Amazing how a new day can revive your faith. Despite yesterday’s let down, I woke up determined to try some more. Afterall, it was foolish of me to imagine that as soon as I’d put my brush on the paper I’ll get a beautiful masterpiece.
Main goal: Keep my palette from drying
I just loooove Youtube.
First of all, I went in search of solutions for the dried up paint. And I found them.
On YouTube look for videos on creating what is called a stay-wet palette.
You can buy a ready one, or make your own. I made my own, using various tips from videos.
Homemade Stay-wet palette
- A box with an airtight lid
- Preferably big so you have room for all your chosen colors
- Not too high so you can comfortably go in with the palette knife to mix the colors
- Line the bottom with kitchen paper towels (I used ones which feel more like fabric, in a double layer)
- Spritz them wet – thoroughly wet but not drenched – drip out any excess water.
- Cover with a double layer of cooking paper – the cooking paper absorbs some of the moistness, yet provides a surface which will not absorb the paint itself. my double layer got really wet and I managed to create a hole in it with the palette knife, so I guess it will need constant changing. I have tried using draft paper for it, which may be tougher and not tear as easily, but it crinkled up too much.
- Spritz the cooking paper as well.
- Dab your paints on
- Keep spritzing them once in a while as well.
- Whenever I pause for a few minutes, I put the lid back on.
I’ve kept a box of Ferrero Roches chocolates (Yum! All long gone) which fit the bill.

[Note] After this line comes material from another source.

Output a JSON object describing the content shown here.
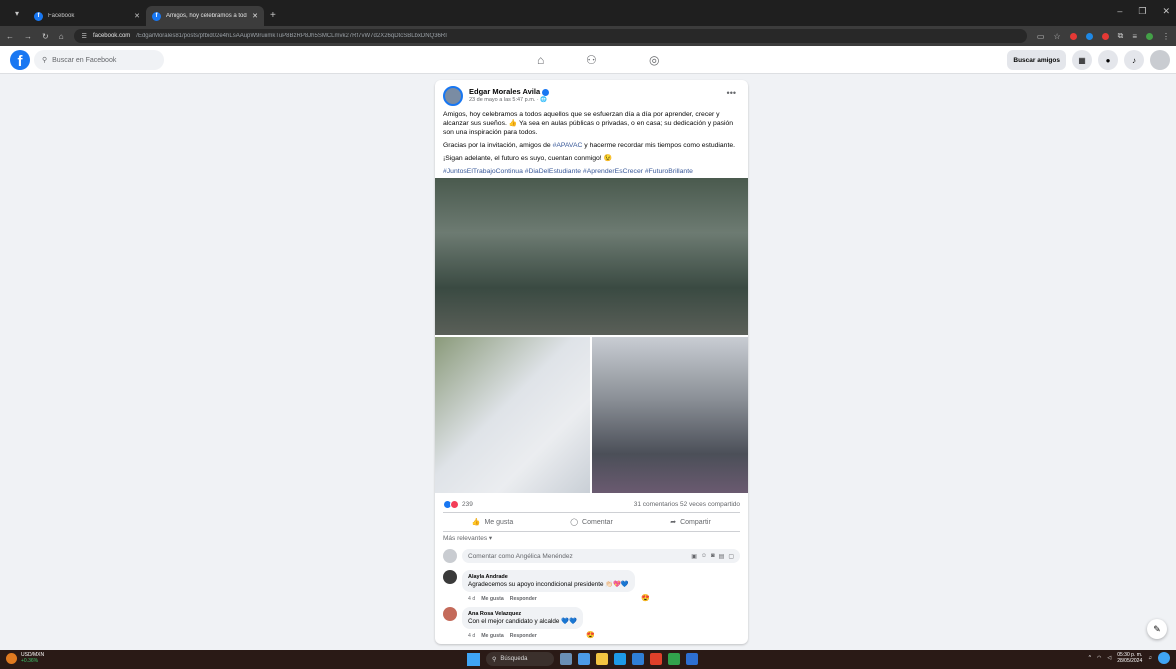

Once I got the palette issue sorted, I turned to painting. Since I was so let down the day before, I came up with the idea of combining watercolours with the acrylics, maybe it would make them behave in a more familiar way. I made 2 variations – one mostly watercolour with some acrylic (bluish), and another mostly acrylic with some watercolour (greenish). (In the photo marked WC for watercolour, AC for acrylic).
The mostly WC smeared when I wet it. And I still got the brush strokes showing. Trying to paint fine lines on (the yellow text) was still hard.
I have some Acrylic gesso I once bought at home (Yes, my local shop only holds 1 type of gesso, and I didn’t realize watercolours require their own type of gesso, but now it came in handy). I roughly gessoed some paper sheets – using a piece of cardboard – I like the rough effect, and you can just throw it away afterwards. The gesso can be mixed with color. Also, I made some rough background shapes with the palette knife. Mine came out ugly, but the potential is there. It’s really fun painting with the knife.
Since the gesso and the acrylics are opaque, I covered up used bits of paper, with watercolors on it. One cracked, I’m still not sure why.
… And I gave smooth gradients another shot. Turns out you need to dilute the paint with some water and then you can manipulate it much more easily. Also, I had better success when painting several layers one on top of the other (they dry in no time), rather than trying to get a wet-in-wet gradation like in WC.